* WHAT TO WORK ON
The data below is to be returned in full and exactly.

═════ RECORDED DATA ═════

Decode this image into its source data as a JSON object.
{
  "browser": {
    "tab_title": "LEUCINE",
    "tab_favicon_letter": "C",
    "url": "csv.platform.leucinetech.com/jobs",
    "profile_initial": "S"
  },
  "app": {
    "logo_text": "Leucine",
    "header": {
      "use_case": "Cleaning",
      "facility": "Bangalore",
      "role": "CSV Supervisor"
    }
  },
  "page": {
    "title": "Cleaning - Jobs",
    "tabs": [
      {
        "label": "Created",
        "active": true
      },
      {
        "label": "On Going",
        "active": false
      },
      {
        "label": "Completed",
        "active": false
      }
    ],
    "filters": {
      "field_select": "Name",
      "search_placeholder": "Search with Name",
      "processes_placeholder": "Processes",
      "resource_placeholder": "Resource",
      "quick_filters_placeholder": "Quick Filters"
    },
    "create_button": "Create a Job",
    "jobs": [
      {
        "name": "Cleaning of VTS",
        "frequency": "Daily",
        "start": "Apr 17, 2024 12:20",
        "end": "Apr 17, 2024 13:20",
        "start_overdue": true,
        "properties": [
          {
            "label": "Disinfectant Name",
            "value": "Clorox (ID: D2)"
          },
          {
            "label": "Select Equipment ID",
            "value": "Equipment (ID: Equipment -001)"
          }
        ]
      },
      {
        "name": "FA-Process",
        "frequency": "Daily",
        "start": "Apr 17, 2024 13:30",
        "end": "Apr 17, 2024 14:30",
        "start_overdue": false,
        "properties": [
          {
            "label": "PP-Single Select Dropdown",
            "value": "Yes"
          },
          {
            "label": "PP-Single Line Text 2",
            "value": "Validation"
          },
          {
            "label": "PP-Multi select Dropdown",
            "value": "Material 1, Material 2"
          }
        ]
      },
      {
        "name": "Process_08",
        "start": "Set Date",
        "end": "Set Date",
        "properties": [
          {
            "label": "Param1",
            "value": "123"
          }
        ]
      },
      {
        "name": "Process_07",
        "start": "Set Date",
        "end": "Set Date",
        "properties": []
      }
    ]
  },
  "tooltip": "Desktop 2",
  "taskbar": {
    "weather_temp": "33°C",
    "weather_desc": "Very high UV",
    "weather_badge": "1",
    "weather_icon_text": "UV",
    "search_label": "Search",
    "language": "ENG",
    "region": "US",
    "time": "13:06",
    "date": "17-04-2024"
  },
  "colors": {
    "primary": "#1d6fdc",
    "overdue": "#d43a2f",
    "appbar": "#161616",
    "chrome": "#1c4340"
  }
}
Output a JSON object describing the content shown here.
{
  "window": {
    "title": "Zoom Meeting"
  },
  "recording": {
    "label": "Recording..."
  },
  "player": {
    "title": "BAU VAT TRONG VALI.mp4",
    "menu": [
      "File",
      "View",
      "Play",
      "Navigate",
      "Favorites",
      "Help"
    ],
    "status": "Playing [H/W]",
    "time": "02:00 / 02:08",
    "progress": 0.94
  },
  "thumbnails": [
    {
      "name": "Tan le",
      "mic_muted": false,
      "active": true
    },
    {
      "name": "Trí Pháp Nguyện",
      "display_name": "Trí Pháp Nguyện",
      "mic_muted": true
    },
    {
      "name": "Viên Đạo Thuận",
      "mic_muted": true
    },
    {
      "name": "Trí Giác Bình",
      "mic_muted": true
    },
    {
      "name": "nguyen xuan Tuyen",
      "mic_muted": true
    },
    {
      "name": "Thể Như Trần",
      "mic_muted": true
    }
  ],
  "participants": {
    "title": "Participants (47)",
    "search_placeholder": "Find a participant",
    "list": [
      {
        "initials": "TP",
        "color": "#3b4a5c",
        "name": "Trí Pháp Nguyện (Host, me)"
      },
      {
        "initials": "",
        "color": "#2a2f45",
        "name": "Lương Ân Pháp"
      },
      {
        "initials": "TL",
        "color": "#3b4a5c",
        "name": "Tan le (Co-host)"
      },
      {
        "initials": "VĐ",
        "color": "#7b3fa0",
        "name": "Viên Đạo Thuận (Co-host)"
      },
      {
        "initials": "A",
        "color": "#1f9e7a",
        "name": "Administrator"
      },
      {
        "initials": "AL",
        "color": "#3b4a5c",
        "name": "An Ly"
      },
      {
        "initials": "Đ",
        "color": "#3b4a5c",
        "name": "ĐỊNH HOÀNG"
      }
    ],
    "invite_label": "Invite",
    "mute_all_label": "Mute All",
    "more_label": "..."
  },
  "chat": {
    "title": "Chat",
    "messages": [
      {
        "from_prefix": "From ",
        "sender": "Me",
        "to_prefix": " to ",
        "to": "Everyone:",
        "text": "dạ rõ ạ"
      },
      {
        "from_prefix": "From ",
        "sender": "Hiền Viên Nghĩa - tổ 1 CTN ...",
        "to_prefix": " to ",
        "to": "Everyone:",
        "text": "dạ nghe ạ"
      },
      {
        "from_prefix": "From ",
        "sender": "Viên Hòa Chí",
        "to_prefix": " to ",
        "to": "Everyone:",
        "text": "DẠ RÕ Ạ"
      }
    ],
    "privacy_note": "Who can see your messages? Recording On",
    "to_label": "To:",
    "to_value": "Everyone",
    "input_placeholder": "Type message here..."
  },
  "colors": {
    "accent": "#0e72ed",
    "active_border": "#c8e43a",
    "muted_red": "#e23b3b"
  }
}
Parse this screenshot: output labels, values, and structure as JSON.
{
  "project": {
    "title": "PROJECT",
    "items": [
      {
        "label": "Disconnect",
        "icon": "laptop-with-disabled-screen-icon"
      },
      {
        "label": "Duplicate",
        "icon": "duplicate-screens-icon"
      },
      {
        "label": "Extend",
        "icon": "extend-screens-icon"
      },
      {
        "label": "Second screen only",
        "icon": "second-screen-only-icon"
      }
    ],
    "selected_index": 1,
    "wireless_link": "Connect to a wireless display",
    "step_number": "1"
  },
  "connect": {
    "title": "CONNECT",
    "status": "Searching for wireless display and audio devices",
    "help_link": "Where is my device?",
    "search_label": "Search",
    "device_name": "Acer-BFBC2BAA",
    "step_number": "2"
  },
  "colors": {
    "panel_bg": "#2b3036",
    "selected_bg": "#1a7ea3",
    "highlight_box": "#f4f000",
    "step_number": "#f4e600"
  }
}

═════

* FINISHED TASK
Decode this image into its source data as a JSON object.
{
  "browser": {
    "tab_title": "LEUCINE",
    "tab_favicon_letter": "C",
    "url": "csv.platform.leucinetech.com/jobs",
    "profile_initial": "S"
  },
  "app": {
    "logo_text": "Leucine",
    "header": {
      "use_case": "Cleaning",
      "facility": "Bangalore",
      "role": "CSV Supervisor"
    }
  },
  "page": {
    "title": "Cleaning - Jobs",
    "tabs": [
      {
        "label": "Created",
        "active": true
      },
      {
        "label": "On Going",
        "active": false
      },
      {
        "label": "Completed",
        "active": false
      }
    ],
    "filters": {
      "field_select": "Name",
      "search_placeholder": "Search with Name",
      "processes_placeholder": "Processes",
      "resource_placeholder": "Resource",
      "quick_filters_placeholder": "Quick Filters"
    },
    "create_button": "Create a Job",
    "jobs": [
      {
        "name": "Cleaning of VTS",
        "frequency": "Daily",
        "start": "Apr 17, 2024 12:20",
        "end": "Apr 17, 2024 13:20",
        "start_overdue": true,
        "properties": [
          {
            "label": "Disinfectant Name",
            "value": "Clorox (ID: D2)"
          },
          {
            "label": "Select Equipment ID",
            "value": "Equipment (ID: Equipment -001)"
          }
        ]
      },
      {
        "name": "FA-Process",
        "frequency": "Daily",
        "start": "Apr 17, 2024 13:30",
        "end": "Apr 17, 2024 14:30",
        "start_overdue": false,
        "properties": [
          {
            "label": "PP-Single Select Dropdown",
            "value": "Yes"
          },
          {
            "label": "PP-Single Line Text 2",
            "value": "Validation"
          },
          {
            "label": "PP-Multi select Dropdown",
            "value": "Material 1, Material 2"
          }
        ]
      },
      {
        "name": "Process_08",
        "start": "Set Date",
        "end": "Set Date",
        "properties": [
          {
            "label": "Param1",
            "value": "123"
          }
        ]
      },
      {
        "name": "Process_07",
        "start": "Set Date",
        "end": "Set Date",
        "properties": []
      }
    ]
  },
  "tooltip": "Desktop 2",
  "taskbar": {
    "weather_temp": "33°C",
    "weather_desc": "Very high UV",
    "weather_badge": "1",
    "weather_icon_text": "UV",
    "search_label": "Search",
    "language": "ENG",
    "region": "US",
    "time": "13:06",
    "date": "17-04-2024"
  },
  "colors": {
    "primary": "#1d6fdc",
    "overdue": "#d43a2f",
    "appbar": "#161616",
    "chrome": "#1c4340"
  }
}
Output a JSON object describing the content shown here.
{
  "window": {
    "title": "Zoom Meeting"
  },
  "recording": {
    "label": "Recording..."
  },
  "player": {
    "title": "BAU VAT TRONG VALI.mp4",
    "menu": [
      "File",
      "View",
      "Play",
      "Navigate",
      "Favorites",
      "Help"
    ],
    "status": "Playing [H/W]",
    "time": "02:00 / 02:08",
    "progress": 0.94
  },
  "thumbnails": [
    {
      "name": "Tan le",
      "mic_muted": false,
      "active": true
    },
    {
      "name": "Trí Pháp Nguyện",
      "display_name": "Trí Pháp Nguyện",
      "mic_muted": true
    },
    {
      "name": "Viên Đạo Thuận",
      "mic_muted": true
    },
    {
      "name": "Trí Giác Bình",
      "mic_muted": true
    },
    {
      "name": "nguyen xuan Tuyen",
      "mic_muted": true
    },
    {
      "name": "Thể Như Trần",
      "mic_muted": true
    }
  ],
  "participants": {
    "title": "Participants (47)",
    "search_placeholder": "Find a participant",
    "list": [
      {
        "initials": "TP",
        "color": "#3b4a5c",
        "name": "Trí Pháp Nguyện (Host, me)"
      },
      {
        "initials": "",
        "color": "#2a2f45",
        "name": "Lương Ân Pháp"
      },
      {
        "initials": "TL",
        "color": "#3b4a5c",
        "name": "Tan le (Co-host)"
      },
      {
        "initials": "VĐ",
        "color": "#7b3fa0",
        "name": "Viên Đạo Thuận (Co-host)"
      },
      {
        "initials": "A",
        "color": "#1f9e7a",
        "name": "Administrator"
      },
      {
        "initials": "AL",
        "color": "#3b4a5c",
        "name": "An Ly"
      },
      {
        "initials": "Đ",
        "color": "#3b4a5c",
        "name": "ĐỊNH HOÀNG"
      }
    ],
    "invite_label": "Invite",
    "mute_all_label": "Mute All",
    "more_label": "..."
  },
  "chat": {
    "title": "Chat",
    "messages": [
      {
        "from_prefix": "From ",
        "sender": "Me",
        "to_prefix": " to ",
        "to": "Everyone:",
        "text": "dạ rõ ạ"
      },
      {
        "from_prefix": "From ",
        "sender": "Hiền Viên Nghĩa - tổ 1 CTN ...",
        "to_prefix": " to ",
        "to": "Everyone:",
        "text": "dạ nghe ạ"
      },
      {
        "from_prefix": "From ",
        "sender": "Viên Hòa Chí",
        "to_prefix": " to ",
        "to": "Everyone:",
        "text": "DẠ RÕ Ạ"
      }
    ],
    "privacy_note": "Who can see your messages? Recording On",
    "to_label": "To:",
    "to_value": "Everyone",
    "input_placeholder": "Type message here..."
  },
  "colors": {
    "accent": "#0e72ed",
    "active_border": "#c8e43a",
    "muted_red": "#e23b3b"
  }
}
Parse this screenshot: output labels, values, and structure as JSON.
{
  "project": {
    "title": "PROJECT",
    "items": [
      {
        "label": "Disconnect",
        "icon": "laptop-with-disabled-screen-icon"
      },
      {
        "label": "Duplicate",
        "icon": "duplicate-screens-icon"
      },
      {
        "label": "Extend",
        "icon": "extend-screens-icon"
      },
      {
        "label": "Second screen only",
        "icon": "second-screen-only-icon"
      }
    ],
    "selected_index": 1,
    "wireless_link": "Connect to a wireless display",
    "step_number": "1"
  },
  "connect": {
    "title": "CONNECT",
    "status": "Searching for wireless display and audio devices",
    "help_link": "Where is my device?",
    "search_label": "Search",
    "device_name": "Acer-BFBC2BAA",
    "step_number": "2"
  },
  "colors": {
    "panel_bg": "#2b3036",
    "selected_bg": "#1a7ea3",
    "highlight_box": "#f4f000",
    "step_number": "#f4e600"
  }
}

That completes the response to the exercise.